By Emily Feng
BEIJING — American firms are the most confident they have been about their business prospects in China since before a damaging U.S.-China trade war began, according to a survey just released by the American Chamber of Commerce in Shanghai, a strong sign that business between the two countries has improved despite a global coronavirus pandemic and stagnant bilateral relations.
The survey of 338 U.S. companies operating in China found 59.5% of them had actually increased their investments in China over the last year. 82.2% of companies predicted they would achieve revenue growth for the full year this year, a pace that has not been matched since 2018, the year before the U.S. and China began putting retaliatory tariffs on each other’s exports.
“The tenor is optimism,”said Jeffrey Lehman, the chair of the board of governors of the American Chamber in Shanghai. “People are hopeful that things will get better, but they are waiting and seeing.”
The positive findings are at odds with the tense political relationship between the U.S. and China, with the two countries clashing over cybersecurity, technological standards, human rights, and trade. President Joe Biden is now pushing the U.S. and its allies to confront and contain China’s growing political and economic clout.
“China has to start to act more responsibly in terms of international norms on human rights and transparency,” Biden said this past June after a G7 meeting. “Transparency matters across the board.”
Despite this heated political rhetoric between the U.S. and China, the American Chamber in Shanghai said the negative impact of a worsening relationship fell unevenly on members.
“Fifty percent [of U.S. companies] are producing goods and services that are sold here in China – the majority is in China, for China. That means we shouldn’t be surprised by the relative stability,” said Lehman.
Covid travel restrictions have also significantly boosted American luxury retail sales in China because no one can travel internationally anymore, says Jeff Yuan of PricewaterhouseCoopers, which helped compile the report. Low Covid infection numbers allowed the Chinese economy to open up sooner than in other countries, including in the U.S., and leading to better performance among American firms in China than globally, said Yuan.
A nose dive in U.S.-China relations three years ago and rising Chinese labor costs prompted some American firms to explore setting up offices and production facilities in Southeast Asia. But an exodus of foreign companies out of China has not materialized, even as Covid lockdowns in Chinese shipping ports temporarily clogged up exports.

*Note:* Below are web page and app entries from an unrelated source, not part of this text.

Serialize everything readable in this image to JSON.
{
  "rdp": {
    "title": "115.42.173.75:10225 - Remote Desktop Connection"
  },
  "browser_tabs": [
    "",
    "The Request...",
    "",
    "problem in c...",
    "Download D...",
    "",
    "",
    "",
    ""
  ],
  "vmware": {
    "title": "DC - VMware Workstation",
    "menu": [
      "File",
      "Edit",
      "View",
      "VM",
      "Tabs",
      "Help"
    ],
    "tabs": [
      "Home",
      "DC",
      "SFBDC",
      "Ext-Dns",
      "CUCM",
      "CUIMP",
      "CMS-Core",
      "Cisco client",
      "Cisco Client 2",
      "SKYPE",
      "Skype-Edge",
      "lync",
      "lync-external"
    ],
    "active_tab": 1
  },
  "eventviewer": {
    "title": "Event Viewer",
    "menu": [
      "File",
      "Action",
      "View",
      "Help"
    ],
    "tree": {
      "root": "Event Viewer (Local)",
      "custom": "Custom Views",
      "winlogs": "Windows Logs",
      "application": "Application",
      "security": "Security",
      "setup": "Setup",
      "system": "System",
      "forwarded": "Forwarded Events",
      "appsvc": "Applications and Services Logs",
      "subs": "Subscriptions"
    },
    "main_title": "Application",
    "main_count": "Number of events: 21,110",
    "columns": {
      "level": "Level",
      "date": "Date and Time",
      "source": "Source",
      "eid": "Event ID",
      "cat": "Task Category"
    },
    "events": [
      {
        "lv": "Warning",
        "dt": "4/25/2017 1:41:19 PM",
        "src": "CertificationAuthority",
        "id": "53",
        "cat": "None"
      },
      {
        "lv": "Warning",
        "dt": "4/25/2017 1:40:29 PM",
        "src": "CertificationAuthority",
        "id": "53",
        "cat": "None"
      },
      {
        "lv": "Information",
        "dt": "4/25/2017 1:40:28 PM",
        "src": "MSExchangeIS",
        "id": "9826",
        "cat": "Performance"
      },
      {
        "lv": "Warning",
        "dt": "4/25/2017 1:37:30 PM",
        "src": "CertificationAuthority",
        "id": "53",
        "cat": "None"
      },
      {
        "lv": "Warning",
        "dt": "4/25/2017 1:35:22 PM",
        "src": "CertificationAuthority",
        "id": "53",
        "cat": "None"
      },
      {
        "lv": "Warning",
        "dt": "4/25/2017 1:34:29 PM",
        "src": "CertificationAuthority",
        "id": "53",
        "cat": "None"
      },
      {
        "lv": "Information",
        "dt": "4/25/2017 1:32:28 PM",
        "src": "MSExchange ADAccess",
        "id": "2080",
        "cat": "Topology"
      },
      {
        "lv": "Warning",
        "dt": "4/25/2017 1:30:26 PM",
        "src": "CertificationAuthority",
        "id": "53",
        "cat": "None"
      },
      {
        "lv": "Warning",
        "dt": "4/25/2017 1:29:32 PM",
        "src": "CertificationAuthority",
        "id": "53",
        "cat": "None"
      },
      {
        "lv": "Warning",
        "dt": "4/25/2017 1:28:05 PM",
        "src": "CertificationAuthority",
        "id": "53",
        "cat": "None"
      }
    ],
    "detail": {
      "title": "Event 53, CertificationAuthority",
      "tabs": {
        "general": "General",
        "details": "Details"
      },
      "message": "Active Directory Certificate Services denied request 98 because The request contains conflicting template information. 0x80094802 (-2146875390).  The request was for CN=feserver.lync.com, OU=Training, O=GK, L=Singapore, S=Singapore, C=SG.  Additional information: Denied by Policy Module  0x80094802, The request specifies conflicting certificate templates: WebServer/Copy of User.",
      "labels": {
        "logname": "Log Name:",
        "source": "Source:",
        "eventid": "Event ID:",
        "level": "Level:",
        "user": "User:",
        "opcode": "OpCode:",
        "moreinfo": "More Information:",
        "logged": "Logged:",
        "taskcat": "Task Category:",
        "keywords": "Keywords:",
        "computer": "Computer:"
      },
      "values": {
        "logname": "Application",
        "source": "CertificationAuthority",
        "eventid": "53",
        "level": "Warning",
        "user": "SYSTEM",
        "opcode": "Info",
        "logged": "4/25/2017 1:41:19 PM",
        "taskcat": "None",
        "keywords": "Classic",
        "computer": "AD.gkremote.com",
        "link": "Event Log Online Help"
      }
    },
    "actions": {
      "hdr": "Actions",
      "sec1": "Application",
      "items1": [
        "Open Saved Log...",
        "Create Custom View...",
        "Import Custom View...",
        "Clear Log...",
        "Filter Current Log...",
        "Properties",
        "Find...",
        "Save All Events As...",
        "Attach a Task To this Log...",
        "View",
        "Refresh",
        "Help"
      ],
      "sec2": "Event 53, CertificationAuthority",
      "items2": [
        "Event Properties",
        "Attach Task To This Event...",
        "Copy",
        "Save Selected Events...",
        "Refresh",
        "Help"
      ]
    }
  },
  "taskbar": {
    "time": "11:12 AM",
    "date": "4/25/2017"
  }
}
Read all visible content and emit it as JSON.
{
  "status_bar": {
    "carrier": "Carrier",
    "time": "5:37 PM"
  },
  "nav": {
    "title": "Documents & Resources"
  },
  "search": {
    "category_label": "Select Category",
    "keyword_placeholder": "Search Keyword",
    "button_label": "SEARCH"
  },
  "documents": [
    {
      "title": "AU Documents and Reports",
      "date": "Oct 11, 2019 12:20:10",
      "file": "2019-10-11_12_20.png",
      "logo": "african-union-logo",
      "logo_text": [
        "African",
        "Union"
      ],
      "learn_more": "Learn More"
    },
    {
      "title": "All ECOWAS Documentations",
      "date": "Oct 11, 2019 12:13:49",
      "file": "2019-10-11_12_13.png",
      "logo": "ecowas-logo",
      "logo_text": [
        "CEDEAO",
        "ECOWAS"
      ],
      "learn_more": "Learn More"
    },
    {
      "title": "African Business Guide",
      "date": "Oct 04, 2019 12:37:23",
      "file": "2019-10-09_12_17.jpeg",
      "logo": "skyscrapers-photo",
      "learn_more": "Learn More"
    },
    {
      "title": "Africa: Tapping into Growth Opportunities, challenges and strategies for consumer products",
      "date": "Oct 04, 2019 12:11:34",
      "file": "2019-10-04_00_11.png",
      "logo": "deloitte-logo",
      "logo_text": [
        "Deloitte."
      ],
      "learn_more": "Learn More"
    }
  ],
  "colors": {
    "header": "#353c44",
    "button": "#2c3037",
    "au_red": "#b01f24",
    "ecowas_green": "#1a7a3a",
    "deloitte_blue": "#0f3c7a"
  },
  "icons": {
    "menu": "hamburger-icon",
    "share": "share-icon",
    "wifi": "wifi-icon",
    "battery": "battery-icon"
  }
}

“Speculation that some U.S. companies might move production or supply chains out of China in the aftermath of Covid proved unfounded,” the chamber wrote in its report. The chamber said of its 125 surveyed companies who manufacture in China, 72% had no plans to shift any production out of China in the next three years.
American companies still face hurdles in China. They are struggling to bring in new employees and their families into mainland China, which still maintains strict closures of its international borders for epidemic control reasons.
Chinese regulators have also unleashed a barrage of regulation on the country’s media, education, technology, video gaming, and property sectors in a multipronged effort to bring down debt levels, introduce greater Communist Party control over cultural production, and tamp down social inequality.
Ker Gibbs, the chamber’s president, expressed cautious optimism about the future of American business in China but warned this wave of Chinese regulation could “narrow the space in which companies can operate,” again.